Tuesday, March 20, 2007

I used to be disgusted, now I try to be amused

On the final night of SXSW...

The town car was pulling up the Hilton driveway when I flagged it down. The dark tinted passenger side window lowered and I leaned in to address the driver. “How much to the Airport La Quinta?... What?... Sixty-Nine bucks? Fuck that!” I stumbled on, oriented myself east. Clocks we’re moving their little hands past the four now and the streets were pretty vacant. I had been in a crowded suite with a bathtub full of Newcastle, stacks of American Spirits, writers, photographers, various industry day-jobbers, and some musicians – I’d had too much, had to get out. I pushed through an empty parking lot, across 5th street, waving at unlit taxis. Finally I stood at the corner of 6th and something, the same spot I caught a cab with Will the night before, I wasn’t nearly this inebriated then, but there were thousands of people around… I hadn’t quite enough in my pocket for the taxi, but I realized that only when we’d arrived at our hotel.
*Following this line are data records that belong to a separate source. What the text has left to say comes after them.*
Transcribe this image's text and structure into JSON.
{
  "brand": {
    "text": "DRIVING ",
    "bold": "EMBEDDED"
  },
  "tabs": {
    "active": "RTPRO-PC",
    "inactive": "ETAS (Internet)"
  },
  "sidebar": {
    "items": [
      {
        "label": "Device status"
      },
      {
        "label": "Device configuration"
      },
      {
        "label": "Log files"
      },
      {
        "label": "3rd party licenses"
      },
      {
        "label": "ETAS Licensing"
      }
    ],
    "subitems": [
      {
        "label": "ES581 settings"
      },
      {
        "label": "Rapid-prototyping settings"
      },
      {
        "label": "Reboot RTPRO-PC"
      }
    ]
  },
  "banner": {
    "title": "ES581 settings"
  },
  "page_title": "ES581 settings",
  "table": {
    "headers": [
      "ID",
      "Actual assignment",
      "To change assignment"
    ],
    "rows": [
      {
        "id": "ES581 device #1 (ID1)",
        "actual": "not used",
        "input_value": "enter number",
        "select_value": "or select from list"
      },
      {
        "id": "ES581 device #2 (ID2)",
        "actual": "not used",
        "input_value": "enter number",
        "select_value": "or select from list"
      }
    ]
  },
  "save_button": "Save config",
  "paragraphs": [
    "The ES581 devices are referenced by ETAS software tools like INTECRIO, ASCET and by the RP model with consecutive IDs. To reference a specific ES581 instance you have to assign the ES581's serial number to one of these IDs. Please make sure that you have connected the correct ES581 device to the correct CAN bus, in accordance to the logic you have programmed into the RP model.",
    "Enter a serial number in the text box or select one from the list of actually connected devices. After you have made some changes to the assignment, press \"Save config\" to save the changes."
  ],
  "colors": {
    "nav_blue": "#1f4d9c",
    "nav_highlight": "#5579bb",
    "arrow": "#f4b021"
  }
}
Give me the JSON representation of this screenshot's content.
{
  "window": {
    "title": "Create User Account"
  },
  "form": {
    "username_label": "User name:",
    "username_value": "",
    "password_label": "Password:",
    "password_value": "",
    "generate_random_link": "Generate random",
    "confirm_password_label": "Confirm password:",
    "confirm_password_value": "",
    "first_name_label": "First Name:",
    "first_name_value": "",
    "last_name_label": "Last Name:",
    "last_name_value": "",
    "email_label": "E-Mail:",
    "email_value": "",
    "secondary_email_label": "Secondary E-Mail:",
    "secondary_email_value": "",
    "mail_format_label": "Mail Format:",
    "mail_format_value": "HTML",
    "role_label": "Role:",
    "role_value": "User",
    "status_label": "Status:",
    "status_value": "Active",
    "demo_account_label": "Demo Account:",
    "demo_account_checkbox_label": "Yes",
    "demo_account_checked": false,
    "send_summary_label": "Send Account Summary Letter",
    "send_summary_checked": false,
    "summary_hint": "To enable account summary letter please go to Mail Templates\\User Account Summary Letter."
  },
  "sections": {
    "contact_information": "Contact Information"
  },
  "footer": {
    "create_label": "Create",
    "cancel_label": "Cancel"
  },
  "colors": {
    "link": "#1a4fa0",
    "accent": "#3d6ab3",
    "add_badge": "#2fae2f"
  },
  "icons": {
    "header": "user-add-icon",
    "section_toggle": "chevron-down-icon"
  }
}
The driver let out a deep sigh, the sort of sigh that only an immigrant working a night shift for nothing could muster at a drunken white American who just couldn’t afford it this moment. “Give me what you have and get out.”

This only occurred once I had accepted SXSW as the orgy it is. I’m accustomed to the comfort of a small attentive paying audience of genuine fans, not a moving, multiplying mass of distracted shareholders. I never fully participated and I’m lucky that the people we work closest with get a good night sleep, take meetings seriously, and smile. I stayed out of the hoards, sickened, on the side of it all with too much pride or too much shame. I heard no talk of art or meaning, I mostly heard conversations of fashion, of ego, of money. But I did meet some kind and genuine people, I did witness Pete Townsend, Rachel Fuller, and Martha Wainwright in a soul shattering musical moment, I did perform with that emotional vigor that I only can grace an audience with when they have backed me up against a wall – a whore performing for his pimps. And that’s the attitude. Too much. It was overwhelming for me, I must admit. It becomes clear to you how insignificant the artist is as an individual – there’s so many of you, and no matter how talented you are, the only real leverage you hold is that no one would be able to have a job where they can fill up an entire downtown section of a city with drinking, carousing, name-dropping, and music (I guess) if it weren’t for you and those like you. Someone to write it, someone to perform it – that’s all that is really necessary, but we all trek down to Austin to attempt to get some attention from those selling it. All of us that we know of, I mean, we never hear about those with too much pride or humility to reject it.

On Sunday, when the skinny jeans and sluts and name-droppers had cleared from the city, when the police barricades were lifted and cars moved freely down a somewhat scrubbed 6th street, when the thousands of band members had cleared from the stages of every bar, restaurant, or auditorium in town, we had a day off before heading to Ohio. I sat alone in a downtown park with my guitar and listened to the crows fighting in a nearby tree, saw families pass by college students passing by drifters. I brought my fifth and sixth meals that week from the enormous Austin Whole Foods and stayed for hours. Spring settled nicely into Texas, I wrote about love and sex and god and all those things that bring them together and keep them apart. I realized how much I love Austin, how much my hindsight of the last week was positive. My rejection of it brought me into the arms of some really smart, searching, and enjoyable people. My acceptance of it found me connecting with people that could benefit my career - and it got me nice and wasted. In retrospect, it was a good, necessary week at work.